Tips for Managing Unallocated Space

Here are some tips for managing unallocated space on a USB drive:

  • Use the Windows Disk Management utility to resize, create, or delete partitions in the unallocated space.
  • In Linux, use a tool like GParted to adjust partitioning.
  • Format the drive with a modern file system like exFAT or NTFS to remove restrictions and make full capacity usable.
  • Regularly delete old unnecessary files and empty the recycle bin to maximize allocated space.
  • If needed for security, use disk wiping software to overwrite unallocated space.
  • Split the drive into multiple partitions for organization or OS compatibility.

Tools for Working with Unallocated Space

Here are some great free tools for viewing and managing unallocated space on a USB drive:

Tool Platform Key Features
Windows Disk Management Windows Partition and format drives, resize partitions, create spanned/striped volumes, change drive letters.
GParted Linux Create, resize, move, and delete drive partitions. Compatible with many file systems.
EaseUS Partition Master Windows User-friendly partition manager with excellent visualization. Has free and paid versions.
MiniTool Partition Wizard Windows Intuitive interface for resizing, moving, merging, and aligning partitions. Has free and paid options.
AOMEI Partition Assistant Windows Allows extending and shrinking partitions without data loss. Has a straightforward workflow.

3rd Party Tools to Consider

In addition to the free disk management tools, there are some excellent advanced 3rd party utilities that provide enhanced partitioning features and data erasure options:

  • Acronis Disk Director – Provides extensive volume management tools for Windows and bootable media at a reasonable cost.
  • R-Studio – Data recovery software with tools for working with damaged or lost partitions.
  • HD Tune Pro – Drive health diagnostics to identify USB issues and reliable disk benchmarking.
  • Active@ Disk Eraser – Secure data wiping to permanently erase files from unallocated space.
  • Roadkil’s Disk Image – Creates disk images to backup the entire USB drive contents including unallocated space.

Understanding File Systems

The file system used to format a USB drive has a big impact on the utilization of capacity. Here is an overview of common file systems:

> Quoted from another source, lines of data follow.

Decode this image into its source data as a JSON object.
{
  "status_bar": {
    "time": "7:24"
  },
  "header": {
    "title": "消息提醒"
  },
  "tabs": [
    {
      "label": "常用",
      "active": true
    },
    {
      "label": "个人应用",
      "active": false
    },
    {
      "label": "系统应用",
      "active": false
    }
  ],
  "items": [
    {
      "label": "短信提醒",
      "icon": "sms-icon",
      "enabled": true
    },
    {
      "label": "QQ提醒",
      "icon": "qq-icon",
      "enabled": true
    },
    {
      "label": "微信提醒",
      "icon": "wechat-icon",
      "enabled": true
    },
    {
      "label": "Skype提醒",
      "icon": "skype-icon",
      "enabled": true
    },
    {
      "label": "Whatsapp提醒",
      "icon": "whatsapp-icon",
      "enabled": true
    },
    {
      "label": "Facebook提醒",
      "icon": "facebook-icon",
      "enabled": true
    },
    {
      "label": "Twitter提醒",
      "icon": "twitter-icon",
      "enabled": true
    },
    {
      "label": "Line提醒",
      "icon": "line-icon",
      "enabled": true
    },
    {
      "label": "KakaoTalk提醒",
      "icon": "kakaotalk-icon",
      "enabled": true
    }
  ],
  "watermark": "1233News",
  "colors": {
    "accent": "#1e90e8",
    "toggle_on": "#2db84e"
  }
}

  • Compatible with all major OSes
  • Max volume size of 32GB with no file size limit
  • Limited number of files in a folder
  • No built-in file compression or encryption


  • Compatible with Windows, macOS, and Linux
  • Supports huge partition sizes up to 128PB
  • No restrictions on file sizes or number of files
  • No built-in encryption


  • Default file system for modern Windows
  • Max volume size of 256TB
  • Stable and efficient file operations
  • Built-in file compression and encryption


  • Default file system for macOS
  • Max volume size of 8 Exbibytes
  • Time Machine backup compatibility
  • Case sensitivity options


  • Next generation Apple file system
  • Seamless encryption with minimal performance hit
  • Space efficient snapshots and cloning
  • Currently for internal drives only

How to Check File System Details

To view the file system details and scheme used on a connected USB drive:


  1. Open File Explorer and right click on the USB drive
  2. Select “Properties”
  3. Switch to the General tab and look at File System

Mac OS:

  1. Click on the USB drive icon on the desktop
  2. Press Command+I to open Get Info
  3. Look at the Format field


  1. Open a terminal and run sudo fdisk -l
  2. Locate the USB drive and look at the System heading

This will clearly show the formatting scheme in use, such as FAT32, NTFS, HFS+, etc.


In summary, unallocated drive space is a normal phenomenon that allows flexibility in storage usage. It occurs due to the way logical partitions are created and managed on the available storage capacity.

Unallocated space gives you room to expand partitions or create new ones. It can also temporarily contain deleted recoverable files until overwritten. While some unallocated capacity is expected, excessive amounts may indicate a partition issue.

Using modern file systems like NTFS and exFAT provide more efficient usage and fewer restrictions. And the right partitioning tools give power users the control to fine-tune allocation as needed. Just remember to always safely eject USB drives before unplugging them to prevent potential file system corruption issues.